The simple joy of climbing a tree – an activity all of us have enjoyed at some time, although perhaps not for many years.
Unless, like Peter King, you are a card carrying member of Tree Climbers International.
Until today, I was unaware that tree climbing is an official sport.
Wikipedia tells us that:
Tree climbing as an organised recreational activity using modern climbing equipment emerged in the early 1980s in USA. In 1983, Peter “Treeman” Jenkins, an active arborist and retired rock climber, founded Tree Climbers International, Inc. and opened the world’s first tree climbing school in Atlanta, Georgia USA. TCI eventually developed written safety and training rules for tree climbing which are used to this day. Now there are numerous organizations promote tree climbing around the world (Japan, USA, France, UK, Canada, Taiwan, Australia, Indonesia, China etc.).

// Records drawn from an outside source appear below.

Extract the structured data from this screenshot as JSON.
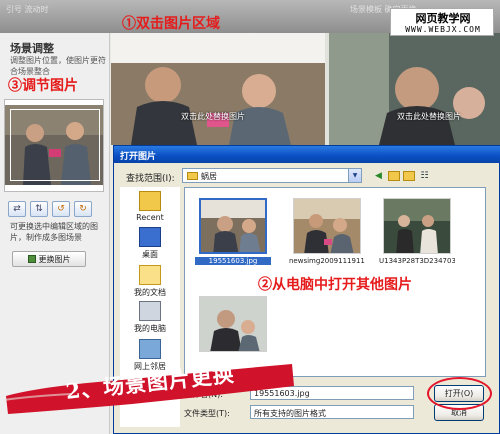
{
  "topbar": {
    "left_text": "引号  流动时",
    "right_text": "场景模板 确定更换"
  },
  "watermark": {
    "title": "网页教学网",
    "url": "WWW.WEBJX.COM"
  },
  "left_panel": {
    "title": "场景调整",
    "desc": "调整图片位置，使图片更符合场景整合",
    "step3_label": "③调节图片",
    "desc2": "可更换选中编辑区域的图片，制作成多图场景",
    "change_button": "更换图片"
  },
  "scene": {
    "step1_label": "①双击图片区域",
    "caption_left": "双击此处替换图片",
    "caption_right": "双击此处替换图片"
  },
  "dialog": {
    "title": "打开图片",
    "lookin_label": "查找范围(I):",
    "lookin_value": "蜗居",
    "places": [
      "Recent",
      "桌面",
      "我的文档",
      "我的电脑",
      "网上邻居"
    ],
    "files": [
      {
        "name": "19551603.jpg",
        "selected": true
      },
      {
        "name": "newsimg2009111911...",
        "selected": false
      },
      {
        "name": "U1343P28T3D234703...",
        "selected": false
      },
      {
        "name": "",
        "selected": false
      }
    ],
    "step2_label": "②从电脑中打开其他图片",
    "filename_label": "文件名(N):",
    "filename_value": "19551603.jpg",
    "filetype_label": "文件类型(T):",
    "filetype_value": "所有支持的图片格式",
    "open_button": "打开(O)",
    "cancel_button": "取消"
  },
  "banner": {
    "text": "2、场景图片更换",
    "color": "#d0122a"
  }
}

Peter King is a member of Tree Climbers International (Australia). He showed me where Treeman Jenkings has signed his membership card.

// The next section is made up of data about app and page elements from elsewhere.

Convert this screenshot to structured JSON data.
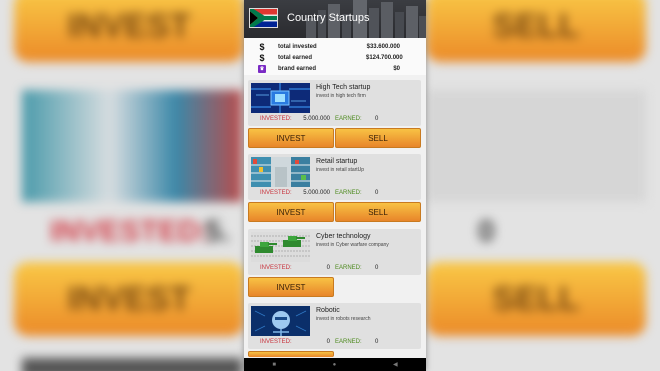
{
  "app": {
    "title": "Country Startups",
    "flag_name": "south-africa-flag"
  },
  "stats": {
    "total_invested_label": "total invested",
    "total_invested_value": "$33.600.000",
    "total_earned_label": "total earned",
    "total_earned_value": "$124.700.000",
    "brand_earned_label": "brand earned",
    "brand_earned_value": "$0"
  },
  "labels": {
    "invested": "INVESTED:",
    "earned": "EARNED:",
    "invest_btn": "INVEST",
    "sell_btn": "SELL"
  },
  "startups": [
    {
      "title": "High Tech startup",
      "description": "invest in high tech firm",
      "invested": "5.000.000",
      "earned": "0",
      "image": "circuit-board-image"
    },
    {
      "title": "Retail startup",
      "description": "invest in retail startUp",
      "invested": "5.000.000",
      "earned": "0",
      "image": "supermarket-shelves-image"
    },
    {
      "title": "Cyber technology",
      "description": "invest in Cyber warfare company",
      "invested": "0",
      "earned": "0",
      "image": "tanks-on-code-image"
    },
    {
      "title": "Robotic",
      "description": "invest in robots research",
      "invested": "0",
      "earned": "0",
      "image": "robot-face-image"
    }
  ],
  "nav": {
    "back": "◀",
    "home": "●",
    "recents": "■"
  },
  "colors": {
    "button_top": "#f8c244",
    "button_bottom": "#e8852a",
    "invested_red": "#c8323c",
    "earned_green": "#4d8a1e",
    "brand_purple": "#7a2ac4"
  }
}
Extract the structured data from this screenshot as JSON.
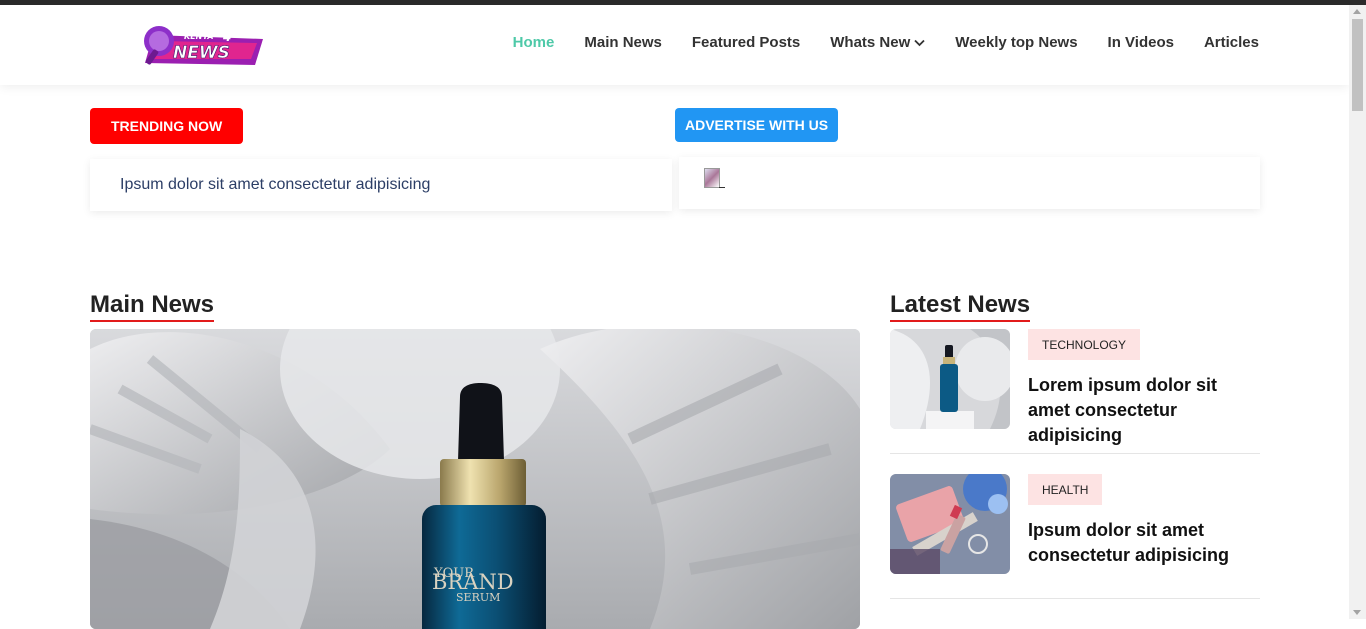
{
  "header": {
    "logo_text_small": "KENYA",
    "logo_text_4": "4",
    "logo_text_big": "NEWS",
    "nav": [
      {
        "label": "Home",
        "active": true
      },
      {
        "label": "Main News"
      },
      {
        "label": "Featured Posts"
      },
      {
        "label": "Whats New",
        "dropdown": true
      },
      {
        "label": "Weekly top News"
      },
      {
        "label": "In Videos"
      },
      {
        "label": "Articles"
      }
    ]
  },
  "trending": {
    "badge": "Trending Now",
    "text": "Ipsum dolor sit amet consectetur adipisicing"
  },
  "advert": {
    "badge": "Advertise With Us"
  },
  "main_news": {
    "title": "Main News",
    "hero_product": {
      "line1": "YOUR",
      "line2": "BRAND",
      "line3": "SERUM"
    }
  },
  "latest_news": {
    "title": "Latest News",
    "items": [
      {
        "tag": "Technology",
        "headline": "Lorem ipsum dolor sit amet consectetur adipisicing"
      },
      {
        "tag": "Health",
        "headline": "Ipsum dolor sit amet consectetur adipisicing"
      }
    ]
  },
  "colors": {
    "accent_active": "#4ec9a8",
    "trending_red": "#ff0000",
    "advert_blue": "#2196f3",
    "underline_red": "#e21b1b",
    "tag_bg": "#fde3e3"
  }
}
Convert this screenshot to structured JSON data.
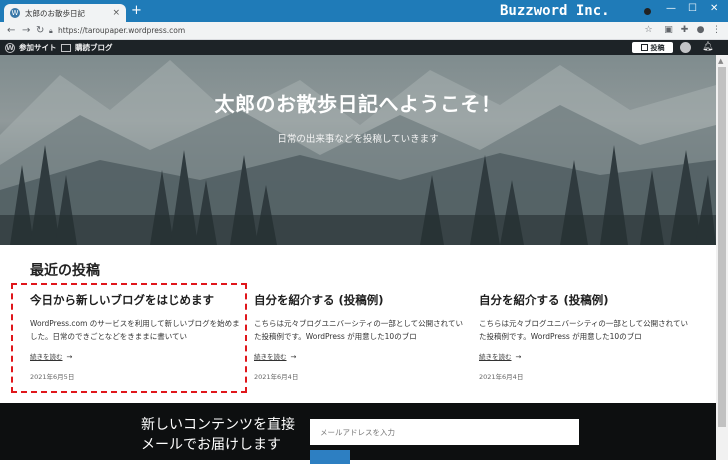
{
  "browser": {
    "tab_title": "太郎のお散歩日記",
    "tab_close": "×",
    "new_tab": "+",
    "brand": "Buzzword Inc.",
    "url": "https://taroupaper.wordpress.com",
    "window_min": "—",
    "window_max": "☐",
    "window_close": "✕"
  },
  "adminbar": {
    "sites_label": "参加サイト",
    "reader_label": "購読ブログ",
    "post_button": "投稿"
  },
  "hero": {
    "title": "太郎のお散歩日記へようこそ！",
    "subtitle": "日常の出来事などを投稿していきます"
  },
  "recent": {
    "heading": "最近の投稿",
    "posts": [
      {
        "title": "今日から新しいブログをはじめます",
        "excerpt": "WordPress.com のサービスを利用して新しいブログを始めました。日常のできごとなどをきままに書いてい",
        "more": "続きを読む",
        "arrow": "→",
        "date": "2021年6月5日"
      },
      {
        "title": "自分を紹介する (投稿例)",
        "excerpt": "こちらは元々ブログユニバーシティの一部として公開されていた投稿例です。WordPress が用意した10のブロ",
        "more": "続きを読む",
        "arrow": "→",
        "date": "2021年6月4日"
      },
      {
        "title": "自分を紹介する (投稿例)",
        "excerpt": "こちらは元々ブログユニバーシティの一部として公開されていた投稿例です。WordPress が用意した10のブロ",
        "more": "続きを読む",
        "arrow": "→",
        "date": "2021年6月4日"
      }
    ]
  },
  "newsletter": {
    "text": "新しいコンテンツを直接メールでお届けします",
    "email_placeholder": "メールアドレスを入力"
  },
  "colors": {
    "highlight": "#e0161b",
    "titlebar": "#1f7bb8",
    "submit": "#2d7fc2"
  }
}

Peter points out that tree climbing combines physical fitness, problem solving skills, team work, adrenaline, contact with nature – and you get to use some pretty cool gear.
Special climbing techniques and equipment have been developed that make tree climbing safe. TCI says that tree climbing done according to their rules is safer than walking across the street. In fact, since the formation of the club in 1983 no participants have been injured (except for crossing the street to get to the tree, perhaps)
Once upon a time, you and I would have used the technique of ‘free solo climbing’, (without knowing it by that name.) Organised tree climbers use ‘single rope’ or ‘double rope’ techniques so that they can belay themselves using a system of friction hitches (ie if they fall a rope will catch them).
Peter and his clubmates are always on the look out for really high trees to climb. Working out the best path to the top of a new tree gives similar satisfaction to solving a difficult puzzle.
Thanks for the photos, Peter. I’m still considering whether to join you and Simon next time you’re out. Perhaps we could start with this tree